-- let me ask you one more question, were actually going to have to wrap up, believe it or not weve gotten so carried away here. In speaking about Essentialism we ask this question every week of every one of our guests, what do you hope that by people embracing these principles of Essentialists how that can actually help to make the world a better place?

Gregory Hansell
Well, I mean I think that essentially were not rich, its the very work of life. Its not a sideshow, its not an add-on, it is what we are supposed to do here, is to constantly be asking what is my conscience counseling me to do, what is the voice inside saying? Instead of all the noise outside saying? And to perpetually, as we mentioned at the beginning, in a disciplined pursuit of that essential voice and to push other stuff out. I mean we know quite a lot about what people regret on their deathbeds because Im not trying to be too morbid about it, but a lot of people have died and a lot of people before they died told people what they regretted. And what we know is that the number one regret of the dying is to have lived a life based on other peoples noise and expectations instead of our internal voice.

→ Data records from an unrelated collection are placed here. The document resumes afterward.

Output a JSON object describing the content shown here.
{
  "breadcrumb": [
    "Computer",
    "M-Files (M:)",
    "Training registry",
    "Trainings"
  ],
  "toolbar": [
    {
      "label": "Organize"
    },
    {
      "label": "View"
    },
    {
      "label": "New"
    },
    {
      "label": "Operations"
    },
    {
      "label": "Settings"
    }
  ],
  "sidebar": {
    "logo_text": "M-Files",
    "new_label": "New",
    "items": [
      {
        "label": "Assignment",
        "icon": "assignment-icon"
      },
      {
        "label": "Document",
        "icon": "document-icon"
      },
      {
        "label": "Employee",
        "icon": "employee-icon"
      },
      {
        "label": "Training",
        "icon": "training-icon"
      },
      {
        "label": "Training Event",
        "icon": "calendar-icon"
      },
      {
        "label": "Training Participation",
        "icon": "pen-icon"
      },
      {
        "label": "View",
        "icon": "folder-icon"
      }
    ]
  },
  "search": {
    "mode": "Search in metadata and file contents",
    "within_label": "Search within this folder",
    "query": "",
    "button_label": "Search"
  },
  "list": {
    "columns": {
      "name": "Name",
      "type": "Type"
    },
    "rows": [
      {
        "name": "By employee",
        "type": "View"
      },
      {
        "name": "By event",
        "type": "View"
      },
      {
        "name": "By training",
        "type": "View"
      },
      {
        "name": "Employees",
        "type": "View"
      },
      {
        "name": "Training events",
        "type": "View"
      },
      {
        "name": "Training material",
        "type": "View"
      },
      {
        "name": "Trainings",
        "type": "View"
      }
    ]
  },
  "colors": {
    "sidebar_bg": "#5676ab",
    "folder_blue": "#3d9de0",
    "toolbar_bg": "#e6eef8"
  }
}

Raymond Hansell
Nobody regrets not getting to that last batch of e-mails I suspect. This has been an amazing adventure with you, Greg. We really appreciate your participation on our Better World show today. For our guests, for our listeners you can find out more about Essentialism and Greg McKeowns work by going to gregmckeown.com. Greg, wed like to thank you, once again today, for joining us on BetterWorldians Radio.

Gregory Hansell
Thank you ever so much for having me. Bye.

Raymond Hansell
Youre very, very welcome. As we end our show each week we like to share our BetterWorldians mission. We strive to make the world a better place by encouraging the very best in everyone. We focus on positive thinking, positive values and positive actions. In short, our vision is to bring out the BetterWorldian in everyone so that we can all make it A Better World. And so until next time please be a BetterWorldian.